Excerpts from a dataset
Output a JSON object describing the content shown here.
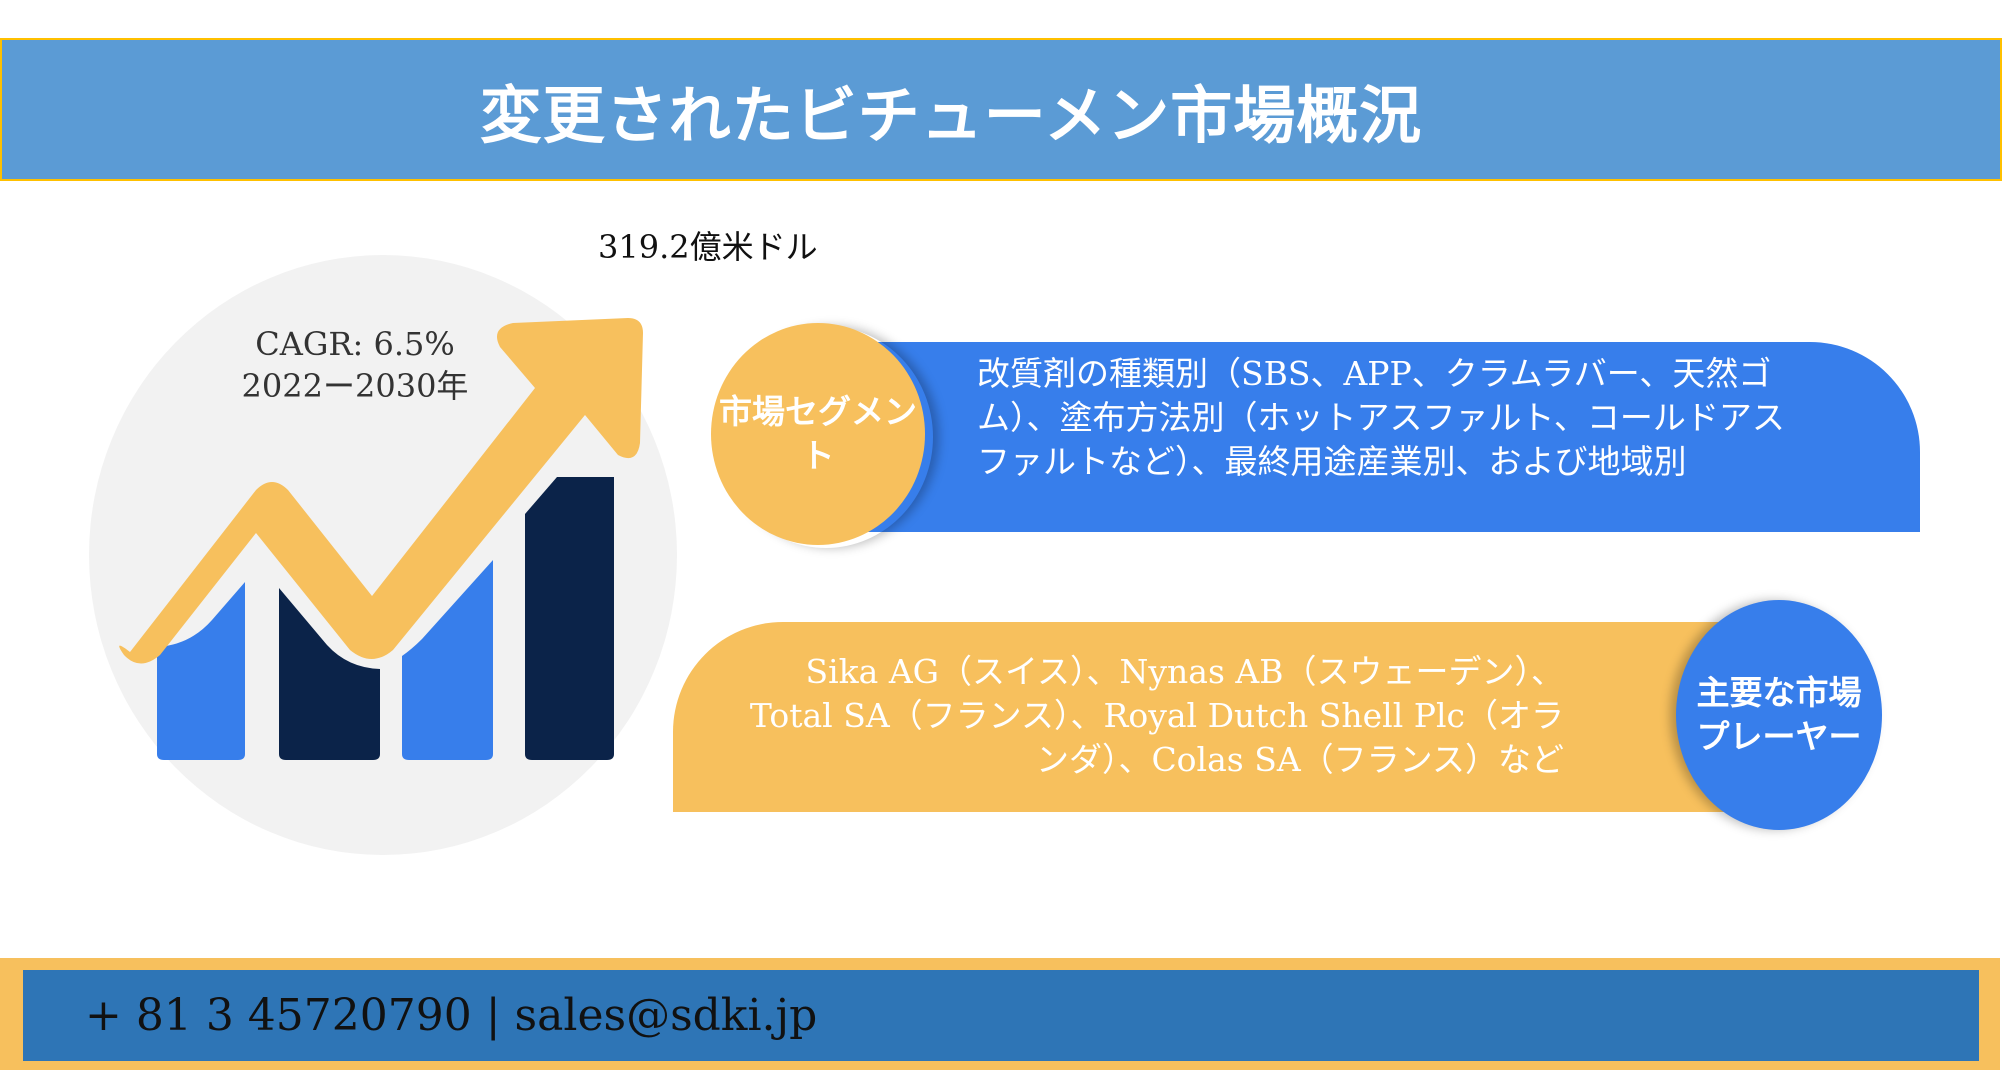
{
  "header": {
    "title": "変更されたビチューメン市場概況"
  },
  "chart_illustration": {
    "market_value": "319.2億米ドル",
    "cagr": "CAGR: 6.5%",
    "period": "2022ー2030年",
    "icon": "growth-bar-chart-with-up-arrow",
    "colors": {
      "circle": "#F2F2F2",
      "arrow": "#F7C05D",
      "bar_light": "#377EEB",
      "bar_dark": "#0B2349"
    }
  },
  "segment": {
    "heading": "市場セグメント",
    "text": "改質剤の種類別（SBS、APP、クラムラバー、天然ゴム）、塗布方法別（ホットアスファルト、コールドアスファルトなど）、最終用途産業別、および地域別",
    "colors": {
      "bar": "#377EEB",
      "badge": "#F7C05D"
    }
  },
  "players": {
    "heading": "主要な市場プレーヤー",
    "text": "Sika AG（スイス）、Nynas AB（スウェーデン）、Total SA（フランス）、Royal Dutch Shell Plc（オランダ）、Colas SA（フランス）など",
    "colors": {
      "bar": "#F7C05D",
      "badge": "#377EEB"
    }
  },
  "footer": {
    "contact": "+ 81 3 45720790 | sales@sdki.jp",
    "colors": {
      "frame": "#F7C05D",
      "fill": "#2E75B6"
    }
  },
  "theme": {
    "title_bar": "#5B9BD5",
    "title_border": "#FFC000"
  }
}
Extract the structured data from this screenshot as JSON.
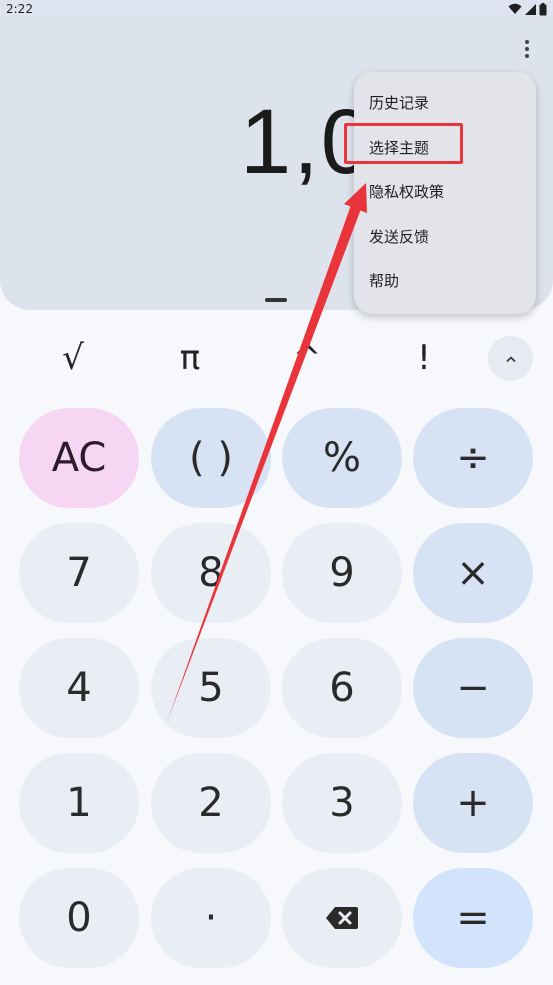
{
  "status_bar": {
    "time": "2:22"
  },
  "display": {
    "result": "1,0"
  },
  "scientific": {
    "sqrt": "√",
    "pi": "π",
    "power": "^",
    "factorial": "!"
  },
  "keypad": {
    "ac": "AC",
    "parens": "( )",
    "percent": "%",
    "divide": "÷",
    "seven": "7",
    "eight": "8",
    "nine": "9",
    "multiply": "×",
    "four": "4",
    "five": "5",
    "six": "6",
    "minus": "−",
    "one": "1",
    "two": "2",
    "three": "3",
    "plus": "+",
    "zero": "0",
    "decimal": "·",
    "equals": "="
  },
  "menu": {
    "items": [
      "历史记录",
      "选择主题",
      "隐私权政策",
      "发送反馈",
      "帮助"
    ],
    "highlighted": "选择主题"
  },
  "annotation": {
    "arrow_color": "#e8343a"
  }
}
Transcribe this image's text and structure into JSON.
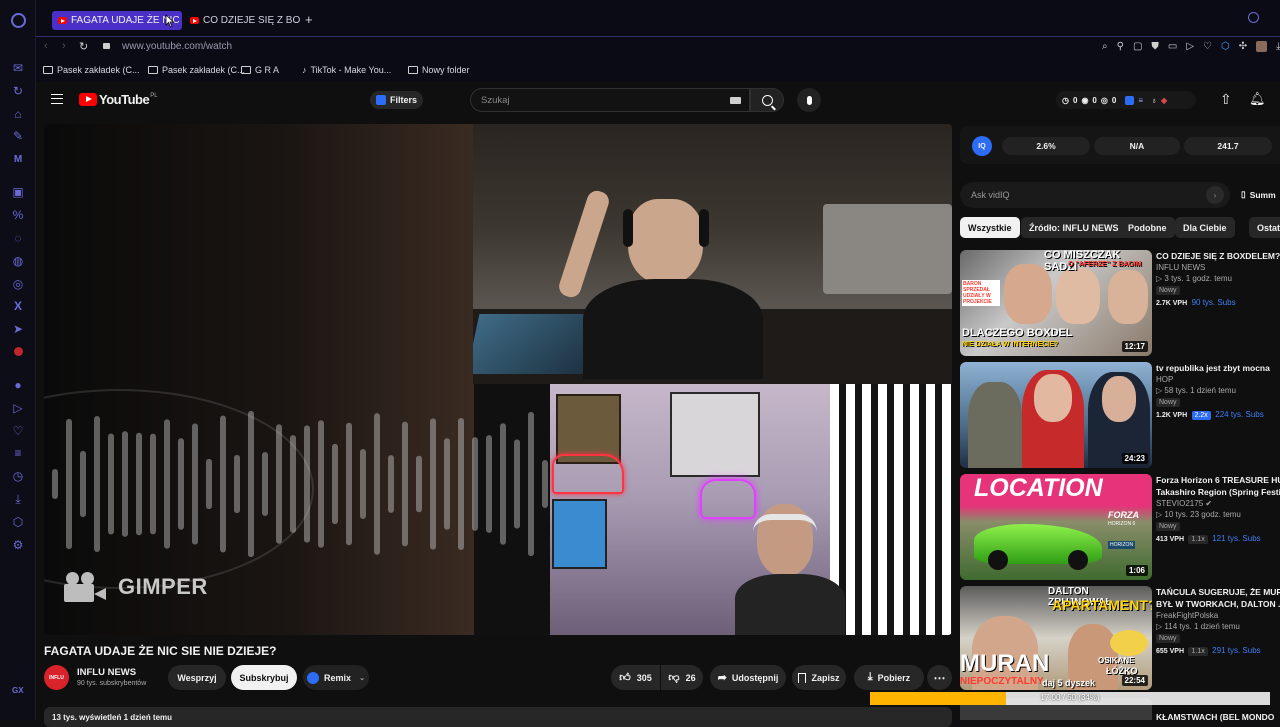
{
  "tabs": [
    {
      "label": "FAGATA UDAJE ŻE NIC"
    },
    {
      "label": "CO DZIEJE SIĘ Z BOXDELE"
    }
  ],
  "address": {
    "url": "www.youtube.com/watch"
  },
  "bookmarks": [
    "Pasek zakładek (C...",
    "Pasek zakładek (C...",
    "G R A",
    "TikTok - Make You...",
    "Nowy folder"
  ],
  "header": {
    "logo_text": "YouTube",
    "logo_region": "PL",
    "filters_label": "Filters",
    "search_placeholder": "Szukaj",
    "stats": [
      "0",
      "0",
      "0"
    ]
  },
  "player": {
    "watermark": "GIMPER"
  },
  "video": {
    "title": "FAGATA UDAJE ŻE NIC SIE NIE DZIEJE?",
    "channel": "INFLU NEWS",
    "subscribers": "90 tys. subskrybentów",
    "avatar_text": "INFLU",
    "support_label": "Wesprzyj",
    "subscribe_label": "Subskrybuj",
    "remix_label": "Remix",
    "likes": "305",
    "dislikes": "26",
    "share_label": "Udostępnij",
    "save_label": "Zapisz",
    "download_label": "Pobierz",
    "views_line": "13 tys. wyświetleń  1 dzień temu"
  },
  "vidiq": {
    "badge": "IQ",
    "stats": [
      "2.6%",
      "N/A",
      "241.7"
    ],
    "ask_placeholder": "Ask vidIQ",
    "summary_label": "Summ"
  },
  "chips": [
    "Wszystkie",
    "Źródło: INFLU NEWS",
    "Podobne",
    "Dla Ciebie",
    "Ostatnie"
  ],
  "recommendations": [
    {
      "title": "CO DZIEJE SIĘ Z BOXDELEM?",
      "title2": "",
      "channel": "INFLU NEWS",
      "meta": "3 tys.  1 godz. temu",
      "badge": "Nowy",
      "vph": "2.7K VPH",
      "ratio": "",
      "subs": "90 tys. Subs",
      "duration": "12:17",
      "thumb_top": "CO MISZCZAK SADZI",
      "thumb_top2": "O \"AFERZE\" Z BAGIM",
      "thumb_mid": "DLACZEGO BOXDEL",
      "thumb_bottom": "NIE DZIAŁA W INTERNECIE?",
      "thumb_side": "BARON SPRZEDAŁ UDZIAŁY W PROJEKCIE"
    },
    {
      "title": "tv republika jest zbyt mocna",
      "title2": "",
      "channel": "HOP",
      "meta": "58 tys.  1 dzień temu",
      "badge": "Nowy",
      "vph": "1.2K VPH",
      "ratio": "2.2x",
      "subs": "224 tys. Subs",
      "duration": "24:23"
    },
    {
      "title": "Forza Horizon 6 TREASURE HUN",
      "title2": "Takashiro Region (Spring Festiv",
      "channel": "STEVIO2175",
      "meta": "10 tys.  23 godz. temu",
      "badge": "Nowy",
      "vph": "413 VPH",
      "ratio": "1.1x",
      "subs": "121 tys. Subs",
      "duration": "1:06",
      "thumb_top": "LOCATION",
      "thumb_logo": "FORZA",
      "thumb_logo2": "HORIZON 6",
      "thumb_sign": "HORIZON"
    },
    {
      "title": "TAŃCULA SUGERUJE, ŻE MURA",
      "title2": "BYŁ W TWORKACH, DALTON ...",
      "channel": "FreakFightPolska",
      "meta": "114 tys.  1 dzień temu",
      "badge": "Nowy",
      "vph": "655 VPH",
      "ratio": "1.1x",
      "subs": "291 tys. Subs",
      "duration": "22:54",
      "thumb_top": "DALTON ZRUJNOWAŁ",
      "thumb_top2": "APARTAMENT?",
      "thumb_mid": "MURAN",
      "thumb_bottom": "NIEPOCZYTALNY",
      "thumb_side": "OSIKANE",
      "thumb_side2": "ŁÓŻKO"
    },
    {
      "title": "KŁAMSTWACH (BEL MONDO",
      "title2": ""
    }
  ],
  "overlay": {
    "label": "daj 5 dyszek",
    "progress_text": "17.00 / 50 (34%)",
    "progress": 0.34
  },
  "opera": {
    "badge": "GX"
  },
  "colors": {
    "accent": "#4b30c8",
    "yt_red": "#ff0000",
    "progress": "#ffb400",
    "vidiq_blue": "#2d6df6"
  }
}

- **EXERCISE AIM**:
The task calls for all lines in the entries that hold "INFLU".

- **SOLUTION TO THE PROBLEM**:
    "channel": "INFLU NEWS",
    "avatar_text": "INFLU",
    "Źródło: INFLU NEWS",
      "channel": "INFLU NEWS",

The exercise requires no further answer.